The Congressional Black Caucus and civil rights leaders on Thursday denounced Brett Kavanaugh's nomination to the Supreme Court, saying his vote would be a threat to voting rights — pointing to the South Carolina voter ID law he voted to uphold.

Why it matters:

"If you look at what has happened just over the last few years at the Supreme Court with the closely divided decisions on issues that deeply [affect] the rights and protections of African Americans, you will understand why this moment is so important for us."
— Sherrilyn Ifill, president and director-counsel, NAACP Legal Defense Fund

What happened: Advocates highlighted Kavanaugh's refusal to answer Sen. Kamala Harris during Wednesday's confirmation hearing on whether he thinks Section 2 of the Voting Rights Act (VRA) is constitutional.
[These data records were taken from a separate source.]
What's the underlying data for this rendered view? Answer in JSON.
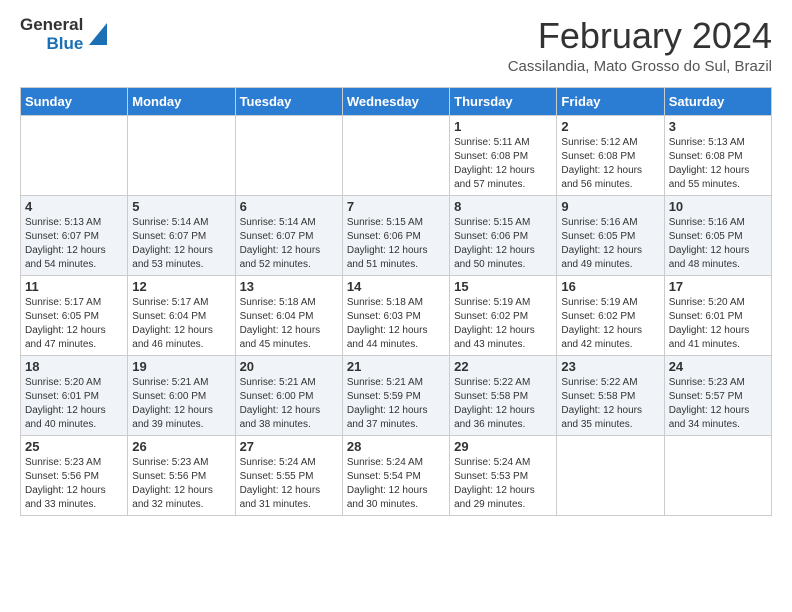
{
  "logo": {
    "text_general": "General",
    "text_blue": "Blue"
  },
  "header": {
    "month": "February 2024",
    "location": "Cassilandia, Mato Grosso do Sul, Brazil"
  },
  "weekdays": [
    "Sunday",
    "Monday",
    "Tuesday",
    "Wednesday",
    "Thursday",
    "Friday",
    "Saturday"
  ],
  "weeks": [
    [
      {
        "day": "",
        "sunrise": "",
        "sunset": "",
        "daylight": ""
      },
      {
        "day": "",
        "sunrise": "",
        "sunset": "",
        "daylight": ""
      },
      {
        "day": "",
        "sunrise": "",
        "sunset": "",
        "daylight": ""
      },
      {
        "day": "",
        "sunrise": "",
        "sunset": "",
        "daylight": ""
      },
      {
        "day": "1",
        "sunrise": "Sunrise: 5:11 AM",
        "sunset": "Sunset: 6:08 PM",
        "daylight": "Daylight: 12 hours and 57 minutes."
      },
      {
        "day": "2",
        "sunrise": "Sunrise: 5:12 AM",
        "sunset": "Sunset: 6:08 PM",
        "daylight": "Daylight: 12 hours and 56 minutes."
      },
      {
        "day": "3",
        "sunrise": "Sunrise: 5:13 AM",
        "sunset": "Sunset: 6:08 PM",
        "daylight": "Daylight: 12 hours and 55 minutes."
      }
    ],
    [
      {
        "day": "4",
        "sunrise": "Sunrise: 5:13 AM",
        "sunset": "Sunset: 6:07 PM",
        "daylight": "Daylight: 12 hours and 54 minutes."
      },
      {
        "day": "5",
        "sunrise": "Sunrise: 5:14 AM",
        "sunset": "Sunset: 6:07 PM",
        "daylight": "Daylight: 12 hours and 53 minutes."
      },
      {
        "day": "6",
        "sunrise": "Sunrise: 5:14 AM",
        "sunset": "Sunset: 6:07 PM",
        "daylight": "Daylight: 12 hours and 52 minutes."
      },
      {
        "day": "7",
        "sunrise": "Sunrise: 5:15 AM",
        "sunset": "Sunset: 6:06 PM",
        "daylight": "Daylight: 12 hours and 51 minutes."
      },
      {
        "day": "8",
        "sunrise": "Sunrise: 5:15 AM",
        "sunset": "Sunset: 6:06 PM",
        "daylight": "Daylight: 12 hours and 50 minutes."
      },
      {
        "day": "9",
        "sunrise": "Sunrise: 5:16 AM",
        "sunset": "Sunset: 6:05 PM",
        "daylight": "Daylight: 12 hours and 49 minutes."
      },
      {
        "day": "10",
        "sunrise": "Sunrise: 5:16 AM",
        "sunset": "Sunset: 6:05 PM",
        "daylight": "Daylight: 12 hours and 48 minutes."
      }
    ],
    [
      {
        "day": "11",
        "sunrise": "Sunrise: 5:17 AM",
        "sunset": "Sunset: 6:05 PM",
        "daylight": "Daylight: 12 hours and 47 minutes."
      },
      {
        "day": "12",
        "sunrise": "Sunrise: 5:17 AM",
        "sunset": "Sunset: 6:04 PM",
        "daylight": "Daylight: 12 hours and 46 minutes."
      },
      {
        "day": "13",
        "sunrise": "Sunrise: 5:18 AM",
        "sunset": "Sunset: 6:04 PM",
        "daylight": "Daylight: 12 hours and 45 minutes."
      },
      {
        "day": "14",
        "sunrise": "Sunrise: 5:18 AM",
        "sunset": "Sunset: 6:03 PM",
        "daylight": "Daylight: 12 hours and 44 minutes."
      },
      {
        "day": "15",
        "sunrise": "Sunrise: 5:19 AM",
        "sunset": "Sunset: 6:02 PM",
        "daylight": "Daylight: 12 hours and 43 minutes."
      },
      {
        "day": "16",
        "sunrise": "Sunrise: 5:19 AM",
        "sunset": "Sunset: 6:02 PM",
        "daylight": "Daylight: 12 hours and 42 minutes."
      },
      {
        "day": "17",
        "sunrise": "Sunrise: 5:20 AM",
        "sunset": "Sunset: 6:01 PM",
        "daylight": "Daylight: 12 hours and 41 minutes."
      }
    ],
    [
      {
        "day": "18",
        "sunrise": "Sunrise: 5:20 AM",
        "sunset": "Sunset: 6:01 PM",
        "daylight": "Daylight: 12 hours and 40 minutes."
      },
      {
        "day": "19",
        "sunrise": "Sunrise: 5:21 AM",
        "sunset": "Sunset: 6:00 PM",
        "daylight": "Daylight: 12 hours and 39 minutes."
      },
      {
        "day": "20",
        "sunrise": "Sunrise: 5:21 AM",
        "sunset": "Sunset: 6:00 PM",
        "daylight": "Daylight: 12 hours and 38 minutes."
      },
      {
        "day": "21",
        "sunrise": "Sunrise: 5:21 AM",
        "sunset": "Sunset: 5:59 PM",
        "daylight": "Daylight: 12 hours and 37 minutes."
      },
      {
        "day": "22",
        "sunrise": "Sunrise: 5:22 AM",
        "sunset": "Sunset: 5:58 PM",
        "daylight": "Daylight: 12 hours and 36 minutes."
      },
      {
        "day": "23",
        "sunrise": "Sunrise: 5:22 AM",
        "sunset": "Sunset: 5:58 PM",
        "daylight": "Daylight: 12 hours and 35 minutes."
      },
      {
        "day": "24",
        "sunrise": "Sunrise: 5:23 AM",
        "sunset": "Sunset: 5:57 PM",
        "daylight": "Daylight: 12 hours and 34 minutes."
      }
    ],
    [
      {
        "day": "25",
        "sunrise": "Sunrise: 5:23 AM",
        "sunset": "Sunset: 5:56 PM",
        "daylight": "Daylight: 12 hours and 33 minutes."
      },
      {
        "day": "26",
        "sunrise": "Sunrise: 5:23 AM",
        "sunset": "Sunset: 5:56 PM",
        "daylight": "Daylight: 12 hours and 32 minutes."
      },
      {
        "day": "27",
        "sunrise": "Sunrise: 5:24 AM",
        "sunset": "Sunset: 5:55 PM",
        "daylight": "Daylight: 12 hours and 31 minutes."
      },
      {
        "day": "28",
        "sunrise": "Sunrise: 5:24 AM",
        "sunset": "Sunset: 5:54 PM",
        "daylight": "Daylight: 12 hours and 30 minutes."
      },
      {
        "day": "29",
        "sunrise": "Sunrise: 5:24 AM",
        "sunset": "Sunset: 5:53 PM",
        "daylight": "Daylight: 12 hours and 29 minutes."
      },
      {
        "day": "",
        "sunrise": "",
        "sunset": "",
        "daylight": ""
      },
      {
        "day": "",
        "sunrise": "",
        "sunset": "",
        "daylight": ""
      }
    ]
  ]
}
Think Progress reports that Kavanaugh sought to downplay the significance of the 2013 Shelby County v. Holder ruling, which invalidated a key VRA provision that had long required states with a history of racial discrimination to seek federal approval before changing their voting laws.

Flashback: The Obama administration had blocked the South Carolina law, saying it would disenfranchise thousands of black voters and violate the VRA. But the state, arguing it would deter voter fraud, sought approval from a federal court.
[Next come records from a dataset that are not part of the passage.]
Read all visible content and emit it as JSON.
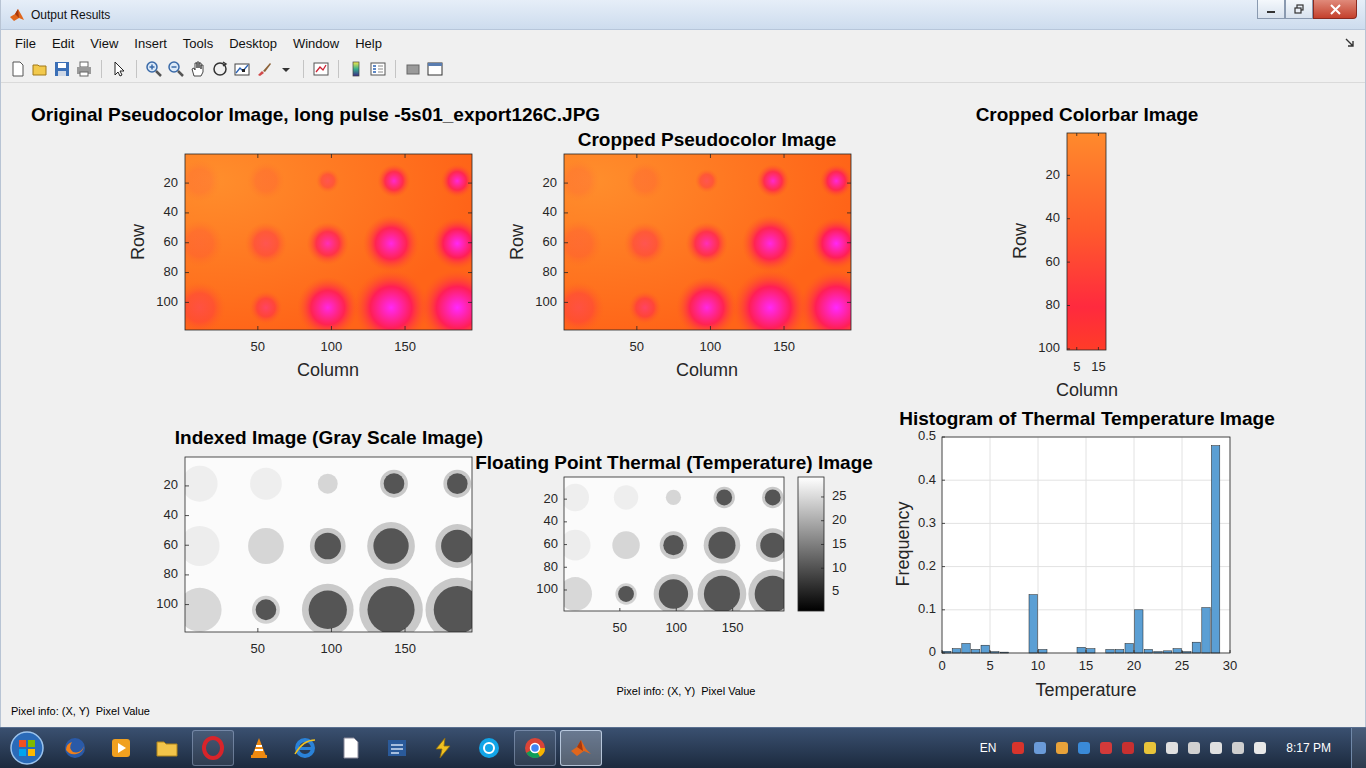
{
  "window": {
    "title": "Output Results"
  },
  "menu": [
    "File",
    "Edit",
    "View",
    "Insert",
    "Tools",
    "Desktop",
    "Window",
    "Help"
  ],
  "figure": {
    "original": {
      "title": "Original Pseudocolor Image, long pulse -5s01_export126C.JPG",
      "x_label": "Column",
      "y_label": "Row",
      "x_ticks": [
        "50",
        "100",
        "150"
      ],
      "y_ticks": [
        "20",
        "40",
        "60",
        "80",
        "100"
      ]
    },
    "cropped": {
      "title": "Cropped Pseudocolor Image",
      "x_label": "Column",
      "y_label": "Row",
      "x_ticks": [
        "50",
        "100",
        "150"
      ],
      "y_ticks": [
        "20",
        "40",
        "60",
        "80",
        "100"
      ]
    },
    "colorbar_crop": {
      "title": "Cropped Colorbar Image",
      "x_label": "Column",
      "y_label": "Row",
      "x_ticks": [
        "5",
        "15"
      ],
      "y_ticks": [
        "20",
        "40",
        "60",
        "80",
        "100"
      ]
    },
    "indexed": {
      "title": "Indexed Image (Gray Scale Image)",
      "x_ticks": [
        "50",
        "100",
        "150"
      ],
      "y_ticks": [
        "20",
        "40",
        "60",
        "80",
        "100"
      ]
    },
    "thermal": {
      "title": "Floating Point Thermal (Temperature) Image",
      "x_ticks": [
        "50",
        "100",
        "150"
      ],
      "y_ticks": [
        "20",
        "40",
        "60",
        "80",
        "100"
      ],
      "colorbar_ticks": [
        "5",
        "10",
        "15",
        "20",
        "25"
      ],
      "pixel_info": "Pixel info: (X, Y)  Pixel Value"
    },
    "histogram": {
      "title": "Histogram of Thermal Temperature Image",
      "x_label": "Temperature",
      "y_label": "Frequency",
      "x_ticks": [
        "0",
        "5",
        "10",
        "15",
        "20",
        "25",
        "30"
      ],
      "y_ticks": [
        "0",
        "0.1",
        "0.2",
        "0.3",
        "0.4",
        "0.5"
      ],
      "values": [
        0.004,
        0.01,
        0.022,
        0.008,
        0.018,
        0.003,
        0.002,
        0.0,
        0.0,
        0.135,
        0.008,
        0.0,
        0.0,
        0.0,
        0.013,
        0.01,
        0.0,
        0.008,
        0.008,
        0.022,
        0.1,
        0.008,
        0.003,
        0.005,
        0.01,
        0.003,
        0.025,
        0.105,
        0.48,
        0.0
      ]
    },
    "spots": [
      {
        "column": 10,
        "row": 18,
        "radius": 9,
        "intensity": 0.1
      },
      {
        "column": 55,
        "row": 18,
        "radius": 8,
        "intensity": 0.12
      },
      {
        "column": 97,
        "row": 18,
        "radius": 5,
        "intensity": 0.35
      },
      {
        "column": 142,
        "row": 18,
        "radius": 7,
        "intensity": 0.75
      },
      {
        "column": 185,
        "row": 18,
        "radius": 7,
        "intensity": 0.8
      },
      {
        "column": 10,
        "row": 60,
        "radius": 10,
        "intensity": 0.15
      },
      {
        "column": 55,
        "row": 60,
        "radius": 9,
        "intensity": 0.35
      },
      {
        "column": 97,
        "row": 60,
        "radius": 9,
        "intensity": 0.7
      },
      {
        "column": 140,
        "row": 60,
        "radius": 12,
        "intensity": 0.85
      },
      {
        "column": 185,
        "row": 60,
        "radius": 11,
        "intensity": 0.95
      },
      {
        "column": 10,
        "row": 103,
        "radius": 11,
        "intensity": 0.3
      },
      {
        "column": 55,
        "row": 103,
        "radius": 7,
        "intensity": 0.45
      },
      {
        "column": 97,
        "row": 103,
        "radius": 13,
        "intensity": 0.85
      },
      {
        "column": 140,
        "row": 103,
        "radius": 16,
        "intensity": 0.95
      },
      {
        "column": 185,
        "row": 103,
        "radius": 16,
        "intensity": 1.0
      }
    ],
    "pixel_info": "Pixel info: (X, Y)  Pixel Value"
  },
  "taskbar": {
    "apps": [
      {
        "kind": "firefox",
        "running": false,
        "selected": false
      },
      {
        "kind": "media",
        "running": false,
        "selected": false
      },
      {
        "kind": "folder",
        "running": false,
        "selected": false
      },
      {
        "kind": "opera",
        "running": true,
        "selected": false
      },
      {
        "kind": "vlc",
        "running": false,
        "selected": false
      },
      {
        "kind": "ie",
        "running": false,
        "selected": false
      },
      {
        "kind": "notepad",
        "running": false,
        "selected": false
      },
      {
        "kind": "app",
        "running": false,
        "selected": false
      },
      {
        "kind": "winamp",
        "running": false,
        "selected": false
      },
      {
        "kind": "skype",
        "running": false,
        "selected": false
      },
      {
        "kind": "chrome",
        "running": true,
        "selected": false
      },
      {
        "kind": "matlab",
        "running": true,
        "selected": true
      }
    ],
    "language": "EN",
    "clock": "8:17 PM"
  }
}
  • Kavanaugh wrote in a 2012 opinion that it "does not have a discriminatory retrogressive effect" and "was not enacted for a discriminatory purpose."
  • However, he delayed its implementation ahead of the 2012 elections, acknowledging that "[t]here is too much of a risk to African-American voters for us to roll the dice."
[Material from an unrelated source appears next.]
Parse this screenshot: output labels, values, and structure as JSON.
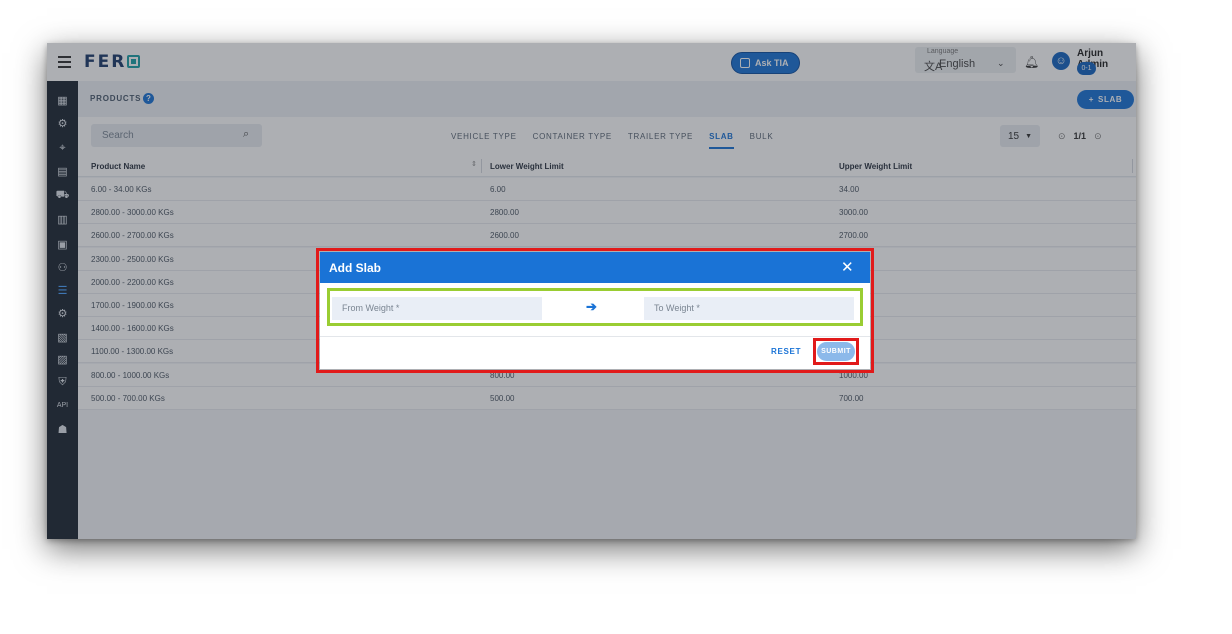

Go deeper

Mike Allen, author of AM
4 hours ago - Politics & Policy

Biden adviser Cedric Richmond sees first-term progress on reparations

Illustration: "Axios on HBO"

White House senior adviser Cedric Richmond told "Axios on HBO" that it's "doable" for President Biden to make first-term progress on breaking down barriers for people of color, while Congress studies reparations for slavery.

Why it matters: Biden said on the campaign trail that he supports creation of a commission to study and develop proposals for reparations — direct payments for African-Americans.

Cyber CEO: Next war will hit regular Americans online

Any future real-world conflict between the United States and an adversary like China or Russia will have direct impacts on regular Americans because of the risk of cyber attack, Kevin Mandia, CEO of cybersecurity company FireEye, tells "Axios on HBO."

What they're saying: "The next conflict where the gloves come off in cyber, the American citizen will be dragged into it, whether they want to be or not. Period."

Cedric Richmond: We won't wait on GOP for "insufficient" stimulus

Top Biden adviser Cedric Richmond told "Axios on HBO" the White House believes it has bipartisan support for a stimulus bill outside the Beltway.

  • "If our choice is to wait and go bipartisan with an insufficient package, we are not going to do that."

The big picture: The bill will likely undergo an overhaul in the Senate after House Democrats narrowly passed a stimulus bill this weekend, reports Axios' Kadia Goba.